(Entries supplied begins)

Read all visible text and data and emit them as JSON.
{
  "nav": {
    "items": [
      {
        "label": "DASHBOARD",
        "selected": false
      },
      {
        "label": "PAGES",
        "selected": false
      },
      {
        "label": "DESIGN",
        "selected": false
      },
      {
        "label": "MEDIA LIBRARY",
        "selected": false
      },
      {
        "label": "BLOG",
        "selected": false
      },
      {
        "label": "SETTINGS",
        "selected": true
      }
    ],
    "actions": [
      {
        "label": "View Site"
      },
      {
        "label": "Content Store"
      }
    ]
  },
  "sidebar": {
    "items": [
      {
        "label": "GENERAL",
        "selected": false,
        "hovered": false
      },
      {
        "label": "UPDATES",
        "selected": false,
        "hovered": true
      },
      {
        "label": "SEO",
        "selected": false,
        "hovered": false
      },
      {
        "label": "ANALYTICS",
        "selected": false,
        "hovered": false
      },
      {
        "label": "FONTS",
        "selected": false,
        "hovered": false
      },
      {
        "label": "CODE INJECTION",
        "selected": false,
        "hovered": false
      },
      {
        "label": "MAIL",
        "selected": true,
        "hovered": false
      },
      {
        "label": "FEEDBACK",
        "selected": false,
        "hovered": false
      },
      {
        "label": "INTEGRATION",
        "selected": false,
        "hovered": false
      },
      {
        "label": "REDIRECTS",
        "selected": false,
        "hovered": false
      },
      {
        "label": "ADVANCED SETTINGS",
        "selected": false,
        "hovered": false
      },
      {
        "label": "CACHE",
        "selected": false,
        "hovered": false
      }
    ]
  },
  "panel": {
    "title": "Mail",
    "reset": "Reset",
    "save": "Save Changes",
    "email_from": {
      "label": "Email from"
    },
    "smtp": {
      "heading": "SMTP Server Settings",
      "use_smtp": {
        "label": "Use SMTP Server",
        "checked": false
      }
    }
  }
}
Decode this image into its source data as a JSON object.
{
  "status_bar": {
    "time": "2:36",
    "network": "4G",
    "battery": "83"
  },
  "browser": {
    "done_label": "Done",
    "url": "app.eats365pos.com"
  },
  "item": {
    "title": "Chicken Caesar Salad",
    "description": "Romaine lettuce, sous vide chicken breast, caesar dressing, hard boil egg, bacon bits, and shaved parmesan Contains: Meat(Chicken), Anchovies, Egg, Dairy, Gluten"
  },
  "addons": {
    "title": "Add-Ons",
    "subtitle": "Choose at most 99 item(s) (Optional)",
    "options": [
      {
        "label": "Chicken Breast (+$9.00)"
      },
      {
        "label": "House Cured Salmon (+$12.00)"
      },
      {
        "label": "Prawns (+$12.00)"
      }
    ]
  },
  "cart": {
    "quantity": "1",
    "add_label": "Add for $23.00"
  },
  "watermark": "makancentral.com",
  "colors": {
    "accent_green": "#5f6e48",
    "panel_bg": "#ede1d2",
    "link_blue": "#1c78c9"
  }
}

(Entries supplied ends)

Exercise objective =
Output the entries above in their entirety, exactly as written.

Written solution =
Read all visible text and data and emit them as JSON.
{
  "nav": {
    "items": [
      {
        "label": "DASHBOARD",
        "selected": false
      },
      {
        "label": "PAGES",
        "selected": false
      },
      {
        "label": "DESIGN",
        "selected": false
      },
      {
        "label": "MEDIA LIBRARY",
        "selected": false
      },
      {
        "label": "BLOG",
        "selected": false
      },
      {
        "label": "SETTINGS",
        "selected": true
      }
    ],
    "actions": [
      {
        "label": "View Site"
      },
      {
        "label": "Content Store"
      }
    ]
  },
  "sidebar": {
    "items": [
      {
        "label": "GENERAL",
        "selected": false,
        "hovered": false
      },
      {
        "label": "UPDATES",
        "selected": false,
        "hovered": true
      },
      {
        "label": "SEO",
        "selected": false,
        "hovered": false
      },
      {
        "label": "ANALYTICS",
        "selected": false,
        "hovered": false
      },
      {
        "label": "FONTS",
        "selected": false,
        "hovered": false
      },
      {
        "label": "CODE INJECTION",
        "selected": false,
        "hovered": false
      },
      {
        "label": "MAIL",
        "selected": true,
        "hovered": false
      },
      {
        "label": "FEEDBACK",
        "selected": false,
        "hovered": false
      },
      {
        "label": "INTEGRATION",
        "selected": false,
        "hovered": false
      },
      {
        "label": "REDIRECTS",
        "selected": false,
        "hovered": false
      },
      {
        "label": "ADVANCED SETTINGS",
        "selected": false,
        "hovered": false
      },
      {
        "label": "CACHE",
        "selected": false,
        "hovered": false
      }
    ]
  },
  "panel": {
    "title": "Mail",
    "reset": "Reset",
    "save": "Save Changes",
    "email_from": {
      "label": "Email from"
    },
    "smtp": {
      "heading": "SMTP Server Settings",
      "use_smtp": {
        "label": "Use SMTP Server",
        "checked": false
      }
    }
  }
}
Decode this image into its source data as a JSON object.
{
  "status_bar": {
    "time": "2:36",
    "network": "4G",
    "battery": "83"
  },
  "browser": {
    "done_label": "Done",
    "url": "app.eats365pos.com"
  },
  "item": {
    "title": "Chicken Caesar Salad",
    "description": "Romaine lettuce, sous vide chicken breast, caesar dressing, hard boil egg, bacon bits, and shaved parmesan Contains: Meat(Chicken), Anchovies, Egg, Dairy, Gluten"
  },
  "addons": {
    "title": "Add-Ons",
    "subtitle": "Choose at most 99 item(s) (Optional)",
    "options": [
      {
        "label": "Chicken Breast (+$9.00)"
      },
      {
        "label": "House Cured Salmon (+$12.00)"
      },
      {
        "label": "Prawns (+$12.00)"
      }
    ]
  },
  "cart": {
    "quantity": "1",
    "add_label": "Add for $23.00"
  },
  "watermark": "makancentral.com",
  "colors": {
    "accent_green": "#5f6e48",
    "panel_bg": "#ede1d2",
    "link_blue": "#1c78c9"
  }
}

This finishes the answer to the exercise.